**TASK TO CARRY OUT**
Which of the lines below include "hint"? Each one should be copied out.

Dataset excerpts
◇ ◇ ◇ ◇ ◇ ◇ ◇

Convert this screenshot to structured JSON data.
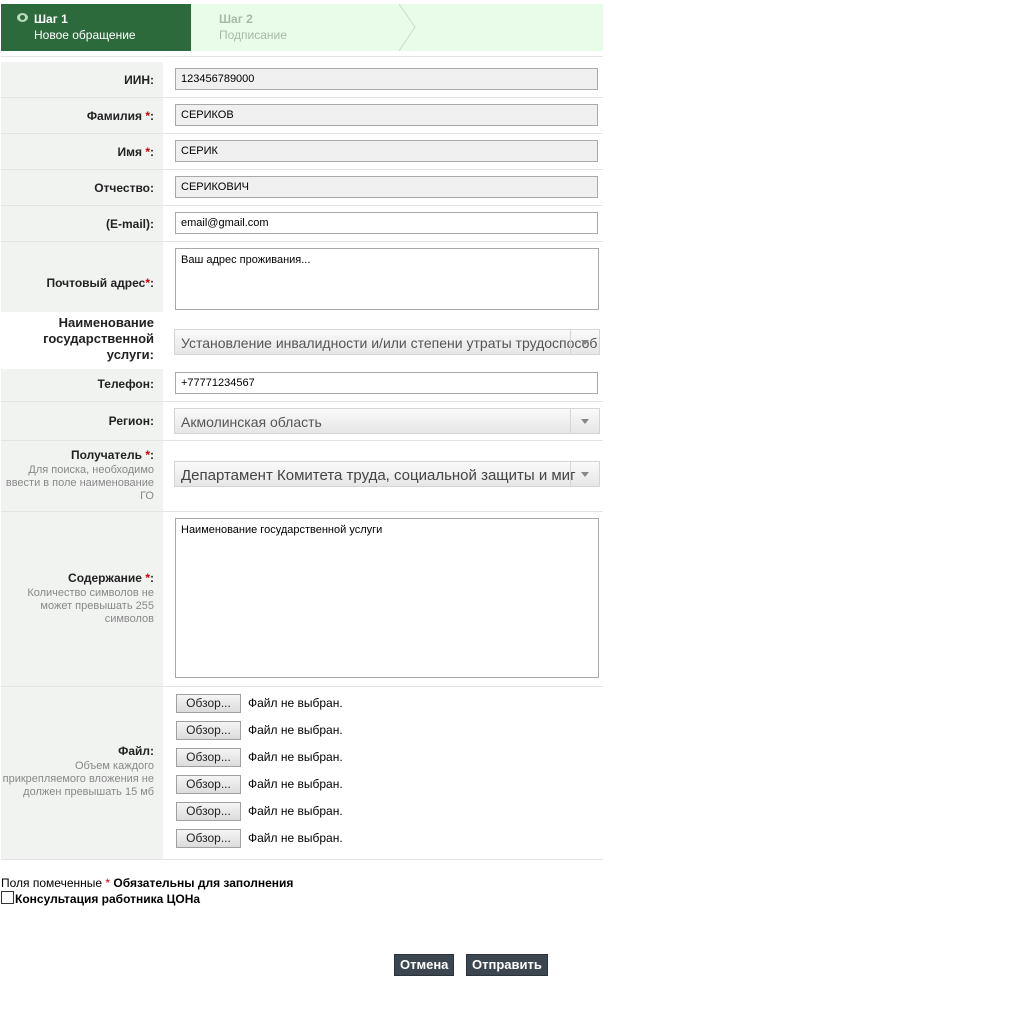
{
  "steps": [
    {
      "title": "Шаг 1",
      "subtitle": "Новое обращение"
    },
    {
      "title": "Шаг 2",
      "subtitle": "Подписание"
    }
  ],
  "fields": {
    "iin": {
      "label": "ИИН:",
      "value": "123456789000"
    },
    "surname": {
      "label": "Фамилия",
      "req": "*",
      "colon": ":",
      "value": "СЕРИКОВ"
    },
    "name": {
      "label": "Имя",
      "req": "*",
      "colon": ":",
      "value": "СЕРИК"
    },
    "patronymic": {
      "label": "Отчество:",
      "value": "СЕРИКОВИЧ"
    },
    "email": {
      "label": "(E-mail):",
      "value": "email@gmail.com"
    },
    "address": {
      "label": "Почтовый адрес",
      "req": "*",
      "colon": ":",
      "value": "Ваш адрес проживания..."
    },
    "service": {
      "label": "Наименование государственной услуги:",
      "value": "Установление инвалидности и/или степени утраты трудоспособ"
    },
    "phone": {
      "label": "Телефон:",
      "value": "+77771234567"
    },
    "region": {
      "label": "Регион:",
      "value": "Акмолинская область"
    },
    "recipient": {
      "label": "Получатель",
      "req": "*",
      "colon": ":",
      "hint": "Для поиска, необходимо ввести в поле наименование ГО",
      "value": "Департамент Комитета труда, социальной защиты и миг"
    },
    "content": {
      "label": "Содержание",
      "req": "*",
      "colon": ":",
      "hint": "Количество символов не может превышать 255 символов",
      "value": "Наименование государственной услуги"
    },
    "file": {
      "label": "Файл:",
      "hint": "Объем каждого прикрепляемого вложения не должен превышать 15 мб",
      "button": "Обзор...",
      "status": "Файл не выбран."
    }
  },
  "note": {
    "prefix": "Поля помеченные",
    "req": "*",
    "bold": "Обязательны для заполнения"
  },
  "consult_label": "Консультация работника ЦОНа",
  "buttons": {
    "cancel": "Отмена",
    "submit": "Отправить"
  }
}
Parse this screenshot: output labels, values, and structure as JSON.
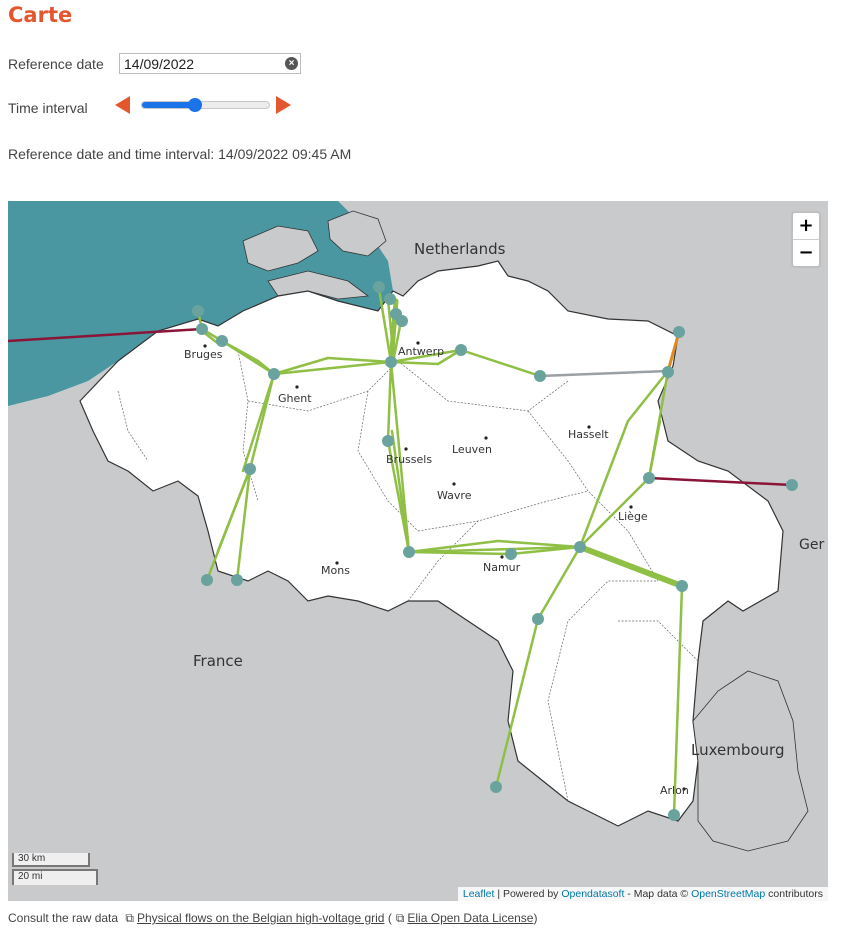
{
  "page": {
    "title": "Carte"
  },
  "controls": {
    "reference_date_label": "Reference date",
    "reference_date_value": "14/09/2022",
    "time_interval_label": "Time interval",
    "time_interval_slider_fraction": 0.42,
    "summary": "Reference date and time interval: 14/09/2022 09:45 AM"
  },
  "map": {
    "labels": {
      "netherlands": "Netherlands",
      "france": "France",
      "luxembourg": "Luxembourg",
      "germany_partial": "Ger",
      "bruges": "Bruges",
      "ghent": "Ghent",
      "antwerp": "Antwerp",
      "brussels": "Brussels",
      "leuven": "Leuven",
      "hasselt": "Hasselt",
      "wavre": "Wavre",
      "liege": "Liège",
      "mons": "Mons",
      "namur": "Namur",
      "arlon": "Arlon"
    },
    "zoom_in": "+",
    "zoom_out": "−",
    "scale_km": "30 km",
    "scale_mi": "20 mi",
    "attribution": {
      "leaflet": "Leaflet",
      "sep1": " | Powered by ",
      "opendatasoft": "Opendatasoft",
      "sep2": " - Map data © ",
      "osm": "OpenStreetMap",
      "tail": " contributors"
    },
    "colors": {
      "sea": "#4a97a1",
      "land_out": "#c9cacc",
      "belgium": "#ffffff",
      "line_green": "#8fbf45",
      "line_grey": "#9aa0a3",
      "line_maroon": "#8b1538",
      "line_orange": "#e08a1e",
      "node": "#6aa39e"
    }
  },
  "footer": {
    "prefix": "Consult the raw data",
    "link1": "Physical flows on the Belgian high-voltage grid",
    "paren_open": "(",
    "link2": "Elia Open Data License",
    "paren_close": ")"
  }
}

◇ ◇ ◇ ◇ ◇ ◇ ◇

**RESPONSE BELOW**
      "hint": "Для поиска, необходимо ввести в поле наименование ГО",
      "hint": "Количество символов не может превышать 255 символов",
      "hint": "Объем каждого прикрепляемого вложения не должен превышать 15 мб",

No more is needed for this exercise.